We decided not to reconstruct or interpret language where it is not clearly recognizable. This goes especially for the case system in the Swiss German dialect and thus we use an according example here. In Standard German, at least in the masculine form, a nominative can be distinguished from an accusative based on the morphology (cf. den Mann vs der Mann in the following example). In the Swiss German dialect, on the other hand, this distinction is not visible (cf. dr Maa in both situations in the following example). Now, do the Swiss in fact use a nominative as an object or is this just an accusative that is homophone to the nominative? We don't know and - more importantly - we do not want to interpret. Accordingly, we decided to leave the noun and the article in the (standardized to der Mann) nominative in this situation.
In a parallel approach, we do not reconstruct or interpret language in other situations or languages neither.
In German, nouns are spelled with a starting upper case letter. Independent of the capitalization in the SMS layer, nouns are in upper case in the normalized layer in an attempt to support a PoS tagger in recognizing nouns. Spelling
Assuming that spelling is unorthodox in SMS all over, we decided to adjust spelling to what is found in a dictionary for a lemma on an according syntactical position. In German, e.g., there is an definite neutral article das and the conjunction dass (e.g. er sagte, dass er komme ('he said that he would come')). Irrespective of the spelling used in the SMS, we applied das for an article and dass for a conjunction. The same rule was applied for other homophonous words, too.
When abbreviations are used in SMS, three different situations can be distinguished:
Digits were not modified, i.e. 3 remained 3 and three remained three. There is, however, one exception to this rule. Where digits were combined with letters, they were written out in the normalization, thus, 4tel became Viertel ('quarter').
Helvetisms, i.e. lemmas that belong to Standard German in Switzerland according to the Variantenwörterbuch were taken over into the normalized layer in their standardized spelling, even though they might not be understandable to a reader from Northern Germany.
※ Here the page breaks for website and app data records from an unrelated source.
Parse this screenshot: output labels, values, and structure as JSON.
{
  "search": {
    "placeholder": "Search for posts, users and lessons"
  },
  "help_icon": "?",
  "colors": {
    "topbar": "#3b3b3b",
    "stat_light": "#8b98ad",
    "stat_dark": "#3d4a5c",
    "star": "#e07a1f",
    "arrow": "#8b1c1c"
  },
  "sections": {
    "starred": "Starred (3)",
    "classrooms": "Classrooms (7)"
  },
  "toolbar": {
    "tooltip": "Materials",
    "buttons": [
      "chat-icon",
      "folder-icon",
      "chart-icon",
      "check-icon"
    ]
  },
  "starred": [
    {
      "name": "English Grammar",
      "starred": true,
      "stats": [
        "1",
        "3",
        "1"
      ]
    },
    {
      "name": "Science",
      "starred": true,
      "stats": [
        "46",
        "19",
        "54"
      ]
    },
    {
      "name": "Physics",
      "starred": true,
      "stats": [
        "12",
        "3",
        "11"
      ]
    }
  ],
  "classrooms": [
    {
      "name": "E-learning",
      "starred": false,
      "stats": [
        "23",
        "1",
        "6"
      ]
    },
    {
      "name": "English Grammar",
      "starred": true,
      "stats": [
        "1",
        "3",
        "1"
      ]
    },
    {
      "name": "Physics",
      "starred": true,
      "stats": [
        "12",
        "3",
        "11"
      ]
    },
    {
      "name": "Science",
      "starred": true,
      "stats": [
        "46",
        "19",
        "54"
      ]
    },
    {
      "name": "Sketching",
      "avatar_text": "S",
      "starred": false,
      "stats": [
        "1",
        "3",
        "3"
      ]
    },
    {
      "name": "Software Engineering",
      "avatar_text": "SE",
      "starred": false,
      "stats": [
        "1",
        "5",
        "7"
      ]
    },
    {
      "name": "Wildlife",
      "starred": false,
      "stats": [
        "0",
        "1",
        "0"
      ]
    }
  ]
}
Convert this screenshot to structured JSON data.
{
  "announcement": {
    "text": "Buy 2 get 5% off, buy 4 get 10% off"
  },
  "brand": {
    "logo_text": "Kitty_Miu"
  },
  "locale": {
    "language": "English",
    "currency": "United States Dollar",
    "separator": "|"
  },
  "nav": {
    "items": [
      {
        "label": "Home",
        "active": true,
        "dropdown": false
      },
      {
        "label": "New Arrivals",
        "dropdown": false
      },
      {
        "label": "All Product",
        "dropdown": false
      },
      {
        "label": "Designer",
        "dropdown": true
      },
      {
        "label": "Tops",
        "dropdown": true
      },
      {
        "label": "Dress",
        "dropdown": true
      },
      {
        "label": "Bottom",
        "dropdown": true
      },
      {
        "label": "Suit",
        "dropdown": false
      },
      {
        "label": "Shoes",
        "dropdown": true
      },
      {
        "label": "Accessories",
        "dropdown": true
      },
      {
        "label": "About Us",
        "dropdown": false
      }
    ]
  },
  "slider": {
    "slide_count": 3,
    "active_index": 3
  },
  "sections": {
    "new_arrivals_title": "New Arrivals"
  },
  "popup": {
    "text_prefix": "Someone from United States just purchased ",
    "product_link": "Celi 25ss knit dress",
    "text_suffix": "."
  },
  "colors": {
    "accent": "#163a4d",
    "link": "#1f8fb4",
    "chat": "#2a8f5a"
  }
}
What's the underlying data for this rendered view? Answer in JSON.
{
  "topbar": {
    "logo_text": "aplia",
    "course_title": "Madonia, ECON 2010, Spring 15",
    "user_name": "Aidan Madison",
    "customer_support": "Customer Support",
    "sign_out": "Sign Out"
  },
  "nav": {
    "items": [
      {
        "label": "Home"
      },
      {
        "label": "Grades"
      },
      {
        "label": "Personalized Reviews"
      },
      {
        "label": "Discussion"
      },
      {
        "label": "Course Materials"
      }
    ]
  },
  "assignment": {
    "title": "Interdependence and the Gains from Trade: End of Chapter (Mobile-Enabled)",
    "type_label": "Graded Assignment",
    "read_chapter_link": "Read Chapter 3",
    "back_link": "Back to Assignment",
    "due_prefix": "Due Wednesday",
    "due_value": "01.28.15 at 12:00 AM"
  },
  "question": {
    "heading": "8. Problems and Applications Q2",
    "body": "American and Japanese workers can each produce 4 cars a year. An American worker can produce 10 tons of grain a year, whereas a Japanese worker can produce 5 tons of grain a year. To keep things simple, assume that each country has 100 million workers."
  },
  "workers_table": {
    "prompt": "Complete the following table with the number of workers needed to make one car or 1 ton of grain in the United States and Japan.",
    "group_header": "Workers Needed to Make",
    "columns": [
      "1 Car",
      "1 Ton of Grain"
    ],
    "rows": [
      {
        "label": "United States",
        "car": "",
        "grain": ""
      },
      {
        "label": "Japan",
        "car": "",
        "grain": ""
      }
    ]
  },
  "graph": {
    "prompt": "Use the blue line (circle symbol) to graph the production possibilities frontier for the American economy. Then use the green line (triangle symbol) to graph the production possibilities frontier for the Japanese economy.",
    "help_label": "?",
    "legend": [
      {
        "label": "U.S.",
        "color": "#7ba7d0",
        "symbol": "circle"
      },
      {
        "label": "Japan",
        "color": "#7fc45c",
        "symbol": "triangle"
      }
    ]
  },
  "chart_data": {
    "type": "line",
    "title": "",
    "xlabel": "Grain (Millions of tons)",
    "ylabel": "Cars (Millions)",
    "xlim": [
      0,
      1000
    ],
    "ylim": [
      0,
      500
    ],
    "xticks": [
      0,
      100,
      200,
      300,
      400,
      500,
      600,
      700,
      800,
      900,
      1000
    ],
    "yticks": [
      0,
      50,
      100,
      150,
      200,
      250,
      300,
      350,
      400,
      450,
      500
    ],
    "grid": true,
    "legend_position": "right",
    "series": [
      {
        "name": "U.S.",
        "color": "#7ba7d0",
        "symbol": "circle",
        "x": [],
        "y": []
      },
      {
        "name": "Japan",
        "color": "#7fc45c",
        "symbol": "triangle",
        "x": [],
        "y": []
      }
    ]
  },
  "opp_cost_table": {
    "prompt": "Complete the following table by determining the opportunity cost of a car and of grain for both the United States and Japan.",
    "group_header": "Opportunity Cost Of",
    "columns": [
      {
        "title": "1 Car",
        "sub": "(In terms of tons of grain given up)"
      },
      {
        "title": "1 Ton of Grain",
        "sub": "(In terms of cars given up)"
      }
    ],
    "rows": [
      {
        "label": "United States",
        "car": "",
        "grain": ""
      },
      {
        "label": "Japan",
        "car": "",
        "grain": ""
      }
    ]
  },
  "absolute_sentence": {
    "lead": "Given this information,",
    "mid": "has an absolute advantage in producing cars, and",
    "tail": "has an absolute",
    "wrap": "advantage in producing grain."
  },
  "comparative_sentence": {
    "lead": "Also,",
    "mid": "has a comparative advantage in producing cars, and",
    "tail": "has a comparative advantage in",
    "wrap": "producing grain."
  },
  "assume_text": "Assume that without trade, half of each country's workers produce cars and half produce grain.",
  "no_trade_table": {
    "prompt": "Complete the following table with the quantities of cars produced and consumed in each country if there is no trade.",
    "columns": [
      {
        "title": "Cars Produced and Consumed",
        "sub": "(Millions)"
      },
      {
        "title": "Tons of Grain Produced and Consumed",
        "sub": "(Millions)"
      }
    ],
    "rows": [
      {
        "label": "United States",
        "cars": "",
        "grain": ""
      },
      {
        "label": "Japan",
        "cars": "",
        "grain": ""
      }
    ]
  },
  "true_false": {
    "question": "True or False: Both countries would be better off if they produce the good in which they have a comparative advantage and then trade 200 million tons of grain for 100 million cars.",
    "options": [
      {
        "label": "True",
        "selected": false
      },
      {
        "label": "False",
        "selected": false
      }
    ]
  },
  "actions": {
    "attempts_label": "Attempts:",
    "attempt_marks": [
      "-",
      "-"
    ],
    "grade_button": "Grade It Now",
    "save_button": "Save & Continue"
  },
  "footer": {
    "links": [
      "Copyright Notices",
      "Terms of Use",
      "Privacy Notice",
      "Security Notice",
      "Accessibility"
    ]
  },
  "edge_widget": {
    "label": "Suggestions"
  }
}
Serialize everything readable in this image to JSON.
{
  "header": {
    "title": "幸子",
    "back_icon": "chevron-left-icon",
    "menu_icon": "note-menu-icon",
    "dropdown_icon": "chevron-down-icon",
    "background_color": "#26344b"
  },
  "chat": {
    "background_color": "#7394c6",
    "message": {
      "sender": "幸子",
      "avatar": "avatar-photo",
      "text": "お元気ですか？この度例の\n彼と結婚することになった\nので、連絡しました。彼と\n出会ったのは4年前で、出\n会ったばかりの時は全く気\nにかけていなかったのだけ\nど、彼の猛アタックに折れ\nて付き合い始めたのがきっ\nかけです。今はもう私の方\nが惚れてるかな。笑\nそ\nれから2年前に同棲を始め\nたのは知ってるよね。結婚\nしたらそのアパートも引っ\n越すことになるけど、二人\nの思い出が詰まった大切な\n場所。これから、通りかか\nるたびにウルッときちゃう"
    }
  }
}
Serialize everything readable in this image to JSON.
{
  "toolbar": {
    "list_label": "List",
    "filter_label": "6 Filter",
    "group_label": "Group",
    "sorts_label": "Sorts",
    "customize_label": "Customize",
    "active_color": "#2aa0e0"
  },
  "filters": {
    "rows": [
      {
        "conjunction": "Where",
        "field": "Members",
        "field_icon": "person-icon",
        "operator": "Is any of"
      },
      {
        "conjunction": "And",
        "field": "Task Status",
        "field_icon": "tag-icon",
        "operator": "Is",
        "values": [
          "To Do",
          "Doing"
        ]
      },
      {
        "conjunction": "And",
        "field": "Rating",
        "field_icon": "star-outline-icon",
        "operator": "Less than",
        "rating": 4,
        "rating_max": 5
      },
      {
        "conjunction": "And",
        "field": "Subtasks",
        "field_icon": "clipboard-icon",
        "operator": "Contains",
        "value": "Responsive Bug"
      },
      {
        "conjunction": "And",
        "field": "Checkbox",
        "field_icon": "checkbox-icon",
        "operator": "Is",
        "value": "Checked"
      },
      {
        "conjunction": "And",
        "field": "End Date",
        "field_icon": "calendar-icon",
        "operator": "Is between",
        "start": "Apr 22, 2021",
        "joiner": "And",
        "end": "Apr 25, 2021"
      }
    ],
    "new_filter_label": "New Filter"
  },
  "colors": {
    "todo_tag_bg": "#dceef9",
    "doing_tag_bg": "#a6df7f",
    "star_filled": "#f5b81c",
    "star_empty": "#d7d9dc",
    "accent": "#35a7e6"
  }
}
Some words in Swiss German dialect do not have equivalents in Standard German, e.g luege ('to look') or gumpe ('to jump'). Where ever possible, we used lemmas with a similar sound to replace these expressions in the normalized level, provided the semantics are somehow similar. Following this idea, luege was transcribed as lugen (according to the Duden: "rural for to pry "). Where this type of approach was not possible, we normalized to the Standard lemma that is closest in its meaning, e.g. gumpe became springen.
A special situation in this context is a verbal particle that can be realized as go, ga, goge and similar forms. This particle is syntactically compulsory in the dialect but has no equivalent in Standard German and is semantically empty. We decided to normalize this particle to go and to take it over into the normalized layer in this form.
Quite regularly, the Swiss German dialect does not use the same prepositions as Standard German. In this case, we used the same preposition in the normalized layer as in the SMS layer (albeit adjusted in spelling where needed). E.g. i gane uf Bärn ('I go to Bern'), which should be ich gehe nach Bern in Standard German became ich gehe auf Bern.
In Standard German a diminutive is normally realized as -chen, while the dialect only know a diminutive in -li. For some lemmas and in some (older) variants of German, a -lein diminutive exist(ed). Accordingly, we decided to apply this -lein form whenever a diminutive was used in the SMS. E.g. s'chindli ('the little child') became das Kindlein even though it sounds slightly archaic.
In Standard German, the verb of an imperative can take a short or a long form: schlaf gut vs. schlafe gut. For the dialect, this is not the case, there is only a short form. Accordingly, the normalization always uses the short normalized form.